East London Waste Authority
East London Waste Authority

How to recycle batteries and other hazardous items


Battery Recycling

Household batteries are considered to be hazardous waste and require specialist handling, so they MUST NOT be placed in black bags or household recycling. Doing this can damage the batteries which may lead to fires in collection vehicles and at waste facilities, resulting in a danger to life, damaging equipment and causing delays to key services. According to Materials Focus, research suggests within a one year period in the UK over 700 fires were caused by binned batteries.

Lithium batteries in particular pose a high risk as these batteries can easily ignite, spread a fire or combust if overheated.  Lithium batteries are found in many household items, from handheld devices and children’s toys to greetings cards with audio/animation.

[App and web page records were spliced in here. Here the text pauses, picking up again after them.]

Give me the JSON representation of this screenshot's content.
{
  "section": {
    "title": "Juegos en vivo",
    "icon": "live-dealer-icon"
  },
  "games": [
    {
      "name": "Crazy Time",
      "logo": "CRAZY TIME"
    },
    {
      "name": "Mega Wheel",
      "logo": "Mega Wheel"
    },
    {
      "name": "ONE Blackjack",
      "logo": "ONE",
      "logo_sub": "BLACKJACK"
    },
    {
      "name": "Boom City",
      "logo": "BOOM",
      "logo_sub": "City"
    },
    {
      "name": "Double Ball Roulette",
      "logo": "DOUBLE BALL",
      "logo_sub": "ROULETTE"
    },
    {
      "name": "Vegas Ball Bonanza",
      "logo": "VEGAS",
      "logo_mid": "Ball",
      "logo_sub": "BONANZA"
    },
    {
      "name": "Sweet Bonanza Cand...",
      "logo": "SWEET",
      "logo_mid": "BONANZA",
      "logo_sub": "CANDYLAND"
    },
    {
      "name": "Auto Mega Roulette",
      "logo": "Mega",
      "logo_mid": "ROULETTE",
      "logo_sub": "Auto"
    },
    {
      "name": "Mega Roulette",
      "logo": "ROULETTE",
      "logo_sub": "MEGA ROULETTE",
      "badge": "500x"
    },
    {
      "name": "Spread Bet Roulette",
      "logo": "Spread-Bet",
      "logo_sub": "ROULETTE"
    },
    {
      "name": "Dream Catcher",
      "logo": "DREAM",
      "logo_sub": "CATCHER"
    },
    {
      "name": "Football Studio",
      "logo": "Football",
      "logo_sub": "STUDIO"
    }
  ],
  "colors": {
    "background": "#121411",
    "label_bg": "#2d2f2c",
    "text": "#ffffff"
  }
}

 Fire Improvement works

Due to the risk of fires occurring at waste management facilities, extensive upgrading works have taken place across local sites.  This has seen additional fire safety detection and extinguishing equipment installed, including two large tanks that ensure water is held onsite to enable a quick response to extinguish any fires occurring.  However, carrying out this kind of work is expensive and causes disruption, so to reduce the need for any further upgrades it is vital to improve the prevention of battery related fires batteries are disposed of correctly.

How/ Where do I dispose of batteries?


You can take batteries to your local Reuse and Recycling Centre or to a number of other locations such as shops and libraries to be safely recycled.  Use this locator to find your nearest battery recycling collection point or see the links below and visit your Borough’s website for more information.

Barking & Dagenham                Havering                Newham                     Redbridge 

Keep lithium batteries separate!

Reduce the risk of fire – when disposing of lithium batteries, ensure to place them in a separate bag as they can cause fires when mixed with other batteries. To find out more, visit the Take Charge website.


What happens to batteries?

What happens to your battery


Other hazardous items

Certain other hazardous types of waste can be taken to your local Reuse and Recycling Centre or be collected from your property by the City of London Hazardous Waste Service which is free of charge to residents of most London boroughs.

Gas bottles

Empty gas bottles can be taken to your local Reuse and Recycling Centre or they can be taken back to the company that supplied them.


Household asbestos can be taken to the Frizlands Lane, Gerpins Lane and Jenkins Lane RRCs. The Chigwell Road RRC does not accept asbestos. Please make an appointment before you bring asbestos to an RRC by calling 0800 389 9918.

You can also arrange for a free collection by the City of London Hazardous Waste Service.

Fluorescent tubes

Household fluorescent tubes can be taken to your local Reuse and Recycling Centre.


Certain chemicals can be collected by the City of London Hazardous Waste Service. Please refer to the City of London’s list of accepted items for more information.


What happens to our waste?

Find out more… What happens to our waste?

Click on your Borough to discover your nearest Recycling Centre

Barking & Dagenham